Bruce Hornsby Teased Allen Iverson For Years After Beating Him 1-On-1
By Andrew Magnotta @AndrewMagnotta
July 24, 2020
One of Spike Lee's favorite songwriters and composers is no stranger to the hardwood.
Bruce Hornsby, a former member of the Grateful Dead who has been nominated for multiple Grammy awards, wrote the 1986 hit "The Way It Is" and also penned music for Lee projects like Clockers, Kobe Doin' Work, Blackkklansman and She's Gotta Have It.
But apparently he has just as impressive a resume at the rec. center, having once defeated NBA legend Allen Iverson in a game of 1-on-1 back in their home state of Virginia.

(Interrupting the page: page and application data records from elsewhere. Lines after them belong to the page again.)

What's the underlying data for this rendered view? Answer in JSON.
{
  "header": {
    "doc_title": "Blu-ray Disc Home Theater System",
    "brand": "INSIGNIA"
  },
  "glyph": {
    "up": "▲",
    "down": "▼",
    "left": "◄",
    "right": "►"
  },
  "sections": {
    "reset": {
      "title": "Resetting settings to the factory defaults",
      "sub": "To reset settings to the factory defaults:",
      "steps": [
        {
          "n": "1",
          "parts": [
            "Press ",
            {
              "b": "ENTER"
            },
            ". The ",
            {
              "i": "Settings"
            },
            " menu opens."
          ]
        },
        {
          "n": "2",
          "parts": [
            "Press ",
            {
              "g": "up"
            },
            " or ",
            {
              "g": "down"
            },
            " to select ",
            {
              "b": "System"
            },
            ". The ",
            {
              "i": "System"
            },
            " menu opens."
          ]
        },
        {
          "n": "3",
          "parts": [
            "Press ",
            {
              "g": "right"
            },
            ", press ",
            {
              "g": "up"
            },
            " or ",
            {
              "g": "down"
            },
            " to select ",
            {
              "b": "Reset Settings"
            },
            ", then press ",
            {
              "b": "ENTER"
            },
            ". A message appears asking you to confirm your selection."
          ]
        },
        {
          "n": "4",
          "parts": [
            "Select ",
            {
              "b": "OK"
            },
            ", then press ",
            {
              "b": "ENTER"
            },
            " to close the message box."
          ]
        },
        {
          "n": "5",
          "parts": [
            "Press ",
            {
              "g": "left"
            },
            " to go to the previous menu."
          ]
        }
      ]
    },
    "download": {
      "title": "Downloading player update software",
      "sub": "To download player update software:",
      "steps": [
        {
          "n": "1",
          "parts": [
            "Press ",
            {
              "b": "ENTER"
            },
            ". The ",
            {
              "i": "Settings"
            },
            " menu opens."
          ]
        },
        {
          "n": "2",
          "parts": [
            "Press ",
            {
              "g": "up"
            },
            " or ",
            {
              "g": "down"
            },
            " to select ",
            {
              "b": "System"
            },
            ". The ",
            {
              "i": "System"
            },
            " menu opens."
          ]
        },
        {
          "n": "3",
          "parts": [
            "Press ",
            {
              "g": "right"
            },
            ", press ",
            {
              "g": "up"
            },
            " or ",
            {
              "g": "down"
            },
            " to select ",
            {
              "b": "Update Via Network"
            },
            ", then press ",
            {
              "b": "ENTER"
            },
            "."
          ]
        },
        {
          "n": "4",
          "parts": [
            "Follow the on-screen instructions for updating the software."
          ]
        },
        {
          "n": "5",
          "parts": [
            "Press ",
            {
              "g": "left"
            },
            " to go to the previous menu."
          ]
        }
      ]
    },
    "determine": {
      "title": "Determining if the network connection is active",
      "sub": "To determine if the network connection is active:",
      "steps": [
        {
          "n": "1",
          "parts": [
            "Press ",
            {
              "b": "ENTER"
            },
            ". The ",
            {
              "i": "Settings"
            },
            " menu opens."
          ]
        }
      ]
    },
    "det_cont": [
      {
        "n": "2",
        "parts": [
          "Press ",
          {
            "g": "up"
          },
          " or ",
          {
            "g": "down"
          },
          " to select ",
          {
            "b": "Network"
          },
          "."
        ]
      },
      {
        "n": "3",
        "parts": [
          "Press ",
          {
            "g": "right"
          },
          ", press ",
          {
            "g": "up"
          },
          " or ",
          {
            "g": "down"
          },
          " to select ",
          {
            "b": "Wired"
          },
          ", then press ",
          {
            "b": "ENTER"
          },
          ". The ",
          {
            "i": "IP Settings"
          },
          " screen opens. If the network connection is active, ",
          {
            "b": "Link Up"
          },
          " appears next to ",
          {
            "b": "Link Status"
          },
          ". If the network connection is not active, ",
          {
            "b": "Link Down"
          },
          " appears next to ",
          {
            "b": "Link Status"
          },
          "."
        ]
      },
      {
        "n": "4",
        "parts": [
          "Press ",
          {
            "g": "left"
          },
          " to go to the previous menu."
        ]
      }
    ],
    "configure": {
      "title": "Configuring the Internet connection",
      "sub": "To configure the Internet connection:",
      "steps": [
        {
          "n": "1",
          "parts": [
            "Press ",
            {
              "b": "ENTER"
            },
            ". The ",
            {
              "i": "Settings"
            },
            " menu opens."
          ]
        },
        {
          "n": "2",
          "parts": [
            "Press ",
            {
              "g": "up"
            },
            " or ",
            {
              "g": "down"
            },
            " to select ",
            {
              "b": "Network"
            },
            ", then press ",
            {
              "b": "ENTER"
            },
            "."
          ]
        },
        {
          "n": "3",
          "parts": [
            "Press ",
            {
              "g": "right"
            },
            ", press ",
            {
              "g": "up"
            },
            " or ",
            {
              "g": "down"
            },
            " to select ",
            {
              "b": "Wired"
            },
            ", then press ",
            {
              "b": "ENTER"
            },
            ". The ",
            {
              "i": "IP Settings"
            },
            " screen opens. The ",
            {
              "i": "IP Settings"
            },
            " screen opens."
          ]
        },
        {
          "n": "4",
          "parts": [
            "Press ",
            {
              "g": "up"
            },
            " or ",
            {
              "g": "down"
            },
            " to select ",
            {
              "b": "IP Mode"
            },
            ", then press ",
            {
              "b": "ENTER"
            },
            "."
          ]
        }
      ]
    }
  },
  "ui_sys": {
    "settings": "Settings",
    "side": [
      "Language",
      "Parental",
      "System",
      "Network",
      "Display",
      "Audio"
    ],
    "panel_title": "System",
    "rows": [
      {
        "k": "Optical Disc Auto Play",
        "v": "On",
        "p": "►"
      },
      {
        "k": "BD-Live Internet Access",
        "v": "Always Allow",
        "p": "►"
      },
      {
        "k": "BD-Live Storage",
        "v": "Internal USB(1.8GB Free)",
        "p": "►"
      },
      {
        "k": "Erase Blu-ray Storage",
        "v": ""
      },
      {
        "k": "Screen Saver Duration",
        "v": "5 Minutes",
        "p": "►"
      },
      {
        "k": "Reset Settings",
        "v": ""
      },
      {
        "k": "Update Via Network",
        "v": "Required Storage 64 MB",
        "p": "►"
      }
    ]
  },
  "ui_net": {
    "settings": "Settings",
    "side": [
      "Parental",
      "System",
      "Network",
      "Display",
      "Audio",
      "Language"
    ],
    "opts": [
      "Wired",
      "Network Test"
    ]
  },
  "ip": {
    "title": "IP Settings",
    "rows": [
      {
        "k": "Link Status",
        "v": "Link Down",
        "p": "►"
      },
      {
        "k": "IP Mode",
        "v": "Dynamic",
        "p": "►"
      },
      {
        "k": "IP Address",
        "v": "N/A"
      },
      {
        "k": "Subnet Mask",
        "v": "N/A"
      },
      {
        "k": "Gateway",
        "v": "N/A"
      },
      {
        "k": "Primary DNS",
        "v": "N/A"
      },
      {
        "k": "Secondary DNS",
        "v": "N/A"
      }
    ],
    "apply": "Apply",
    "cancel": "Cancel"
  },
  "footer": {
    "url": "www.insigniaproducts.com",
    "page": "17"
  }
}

The 6-foot-4-inch Hornsby met Iverson in the '90s when the future Philadelphia 76ers guard was still in high school. Though A.I. would one-day win an NBA MVP award and make a career out of dominating taller players, his still-developing jump shot failed him in the contest against the famous pianist.
"I don't talk about that because it's sort of not believable, it sounds like, 'Oh yeah, there's no way this happened,'" Hornsby said when asked by Q104.3 New York's Jonathan Clarke if the legend was true.
He continued: "Yeah, I did play him, and I must have caught him on a bad day. I was making everything. We were also playing the no-paint game, so that probably clipped his wings a little bit."
Hornsby might be humble when looking back on the game today, but he admits that he used to tease Iverson about it.
"I had his dorm room number at Georgetown, and so when he would torch St. John's for 35 his freshman year, I would call him up and say ... 'Hey Chuck, you may be killing these young college guys, but what are you going to do about some 38-year-old piano player, man?' He would howl and laugh."
Though Iverson was a lightning rod for controversy in college and as a pro, Hornsby says he's always known A.I. to be a "beautiful person.
"I've loved knowing him through the years and his mom, Anne, great family. So yes, that really happened," he added.
Iverson later acknowledged taking the L that day, but it's unclear how motivated he was to win.
Hornsby's love of basketball runs in his family. His son Keith Hornsby was a scholarship player and starter at LSU and shot 49.1 percent from 3-point range for a year in the NBA G-League before signing with a pro team in Europe.
Check out the full conversation the video player above.
Photos: Getty Images